### WHAT NEEDS TO BE DONE
Write out the following records exactly, each one in full.

### SUPPLIED ENTRIES
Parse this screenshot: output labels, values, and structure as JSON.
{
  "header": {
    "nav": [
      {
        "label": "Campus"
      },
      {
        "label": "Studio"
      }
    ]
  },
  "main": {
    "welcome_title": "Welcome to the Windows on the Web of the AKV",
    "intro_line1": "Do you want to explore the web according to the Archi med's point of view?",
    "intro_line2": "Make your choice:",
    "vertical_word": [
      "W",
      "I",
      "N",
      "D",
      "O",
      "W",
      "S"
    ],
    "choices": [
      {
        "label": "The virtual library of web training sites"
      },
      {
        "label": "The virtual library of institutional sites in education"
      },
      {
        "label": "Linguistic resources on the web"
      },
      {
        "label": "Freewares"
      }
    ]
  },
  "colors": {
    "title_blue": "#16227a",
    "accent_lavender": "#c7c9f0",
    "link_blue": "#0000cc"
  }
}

### EXPECTED ANSWER
Parse this screenshot: output labels, values, and structure as JSON.
{
  "header": {
    "nav": [
      {
        "label": "Campus"
      },
      {
        "label": "Studio"
      }
    ]
  },
  "main": {
    "welcome_title": "Welcome to the Windows on the Web of the AKV",
    "intro_line1": "Do you want to explore the web according to the Archi med's point of view?",
    "intro_line2": "Make your choice:",
    "vertical_word": [
      "W",
      "I",
      "N",
      "D",
      "O",
      "W",
      "S"
    ],
    "choices": [
      {
        "label": "The virtual library of web training sites"
      },
      {
        "label": "The virtual library of institutional sites in education"
      },
      {
        "label": "Linguistic resources on the web"
      },
      {
        "label": "Freewares"
      }
    ]
  },
  "colors": {
    "title_blue": "#16227a",
    "accent_lavender": "#c7c9f0",
    "link_blue": "#0000cc"
  }
}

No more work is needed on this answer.